2010 was an extraordinary difficult year for organized crime related violence in Mexico. The year was characterized by rapidly changing alliances between organized crime groups that contributed to making 2010 the most violent year yet, especially in terms of homicides connected to organized crime. The historic relationship between the Gulf organization and its enforcer wing – the Zetas – finally broke down resulting in open armed conflict. This development, in turn, resulted in new and renewed alliances, sometimes between former enemies. For example, the Gulf organization found itself working with its former rivals, the Familia Michoacana and the Sinaloa organization, against its former enforcer wing, the Zetas.

2010 was also characterized by a number of significant government-inflicted blows again major cartel leadership. The Beltrán Leyva Organization suffered the most series setbacks with the death of its principle leader, Arturo Beltrán Leyva, in December 2009 and the subsequent arrest of two others leaders including Carlos Beltán Leyva in January and U.S.-born Edgar "La Barbie" Valdez Villarreal in August. Government operations variously led by the Mexican Marines, Army, and Federal Police resulted in the deaths of organized crime leaders from the Gulf – Antonio Ezequiel Cárdenas Guillén AKA Tony Tormenta; Sinaloa – Igancio "Nacho" Colonel; La Familia Michoacana – Nazario Moreno; and the arrest of Eduardo Teodoro "El Teo" Garcia Simental amongst others.

While these were positive developments, homicide levels were also at an all time peak by the end of 2010 reaching an annual rate of just over 15,000, a 60% increase over 2009 rates.
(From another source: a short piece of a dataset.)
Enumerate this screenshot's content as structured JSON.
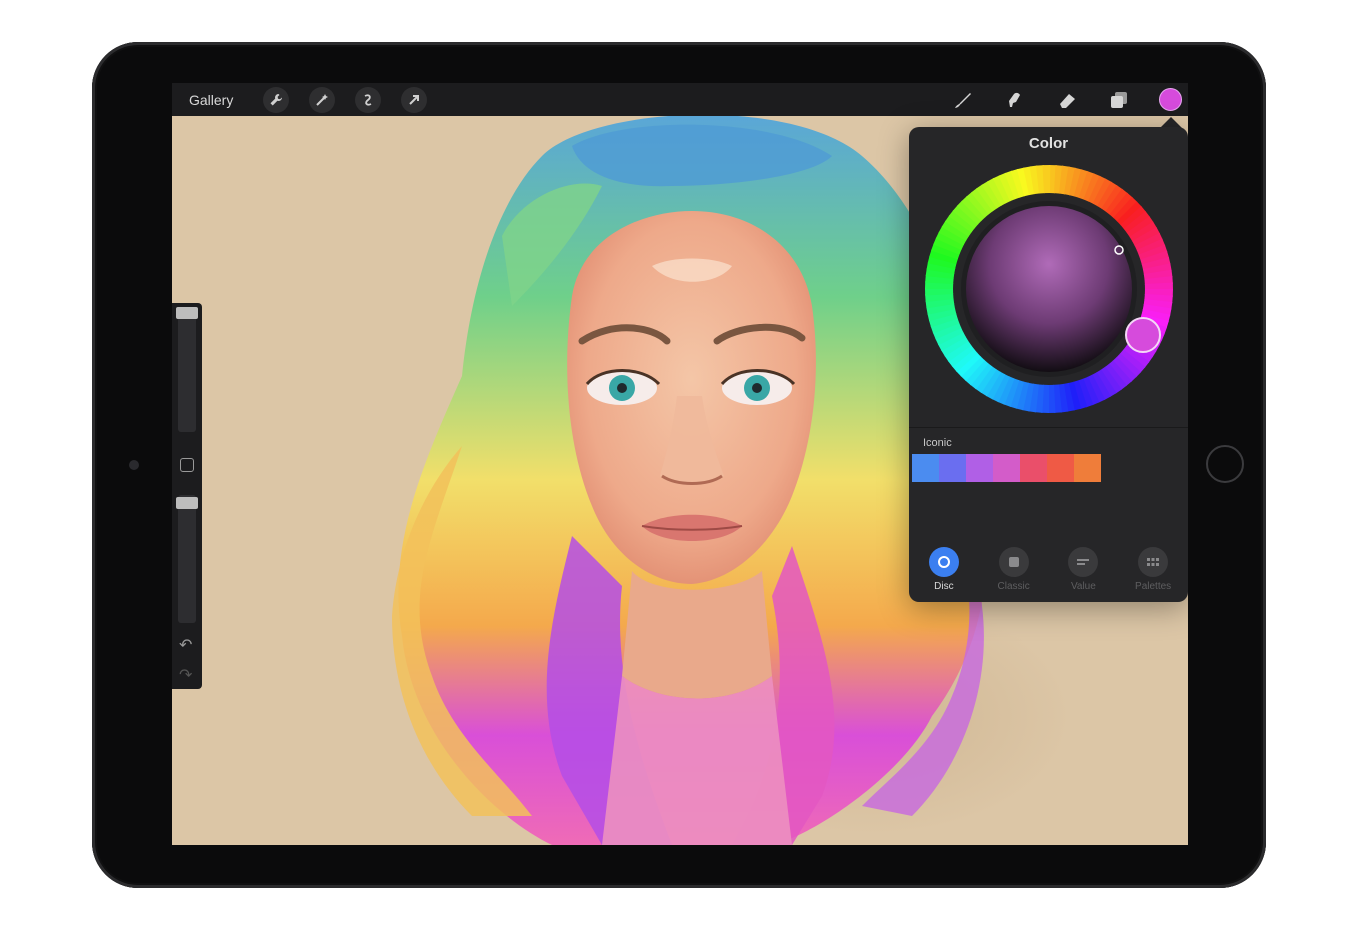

Nevertheless, there is also evidence offered by the Mexican government that homicide rates actually declined towards the end of the year. The Mexican Office of the Presidency has reported that a dramatic increase in homicide rates took place in the first two quarters of 2010, but this rate actually stabilized in the third quarter and declined by nearly 11% in the 4th quarter of the year according to government statistics.

There are several questions that emerge from this report. Is this a sustainable trend or simply a temporary, albeit welcome, reprieve. Second, is the decline in homicide rates the result of governmental policy or a reflection of one criminal organization gaining control over a disputed territory or rival organization? These are important questions that we will continue to analyze throughout 2011.

Below are links to interesting maps and data bases that help shed light on the evolving relationships between Mexican organized crime groups as well as data about the extent and geographic concentration of organized crime related homicides in 2010.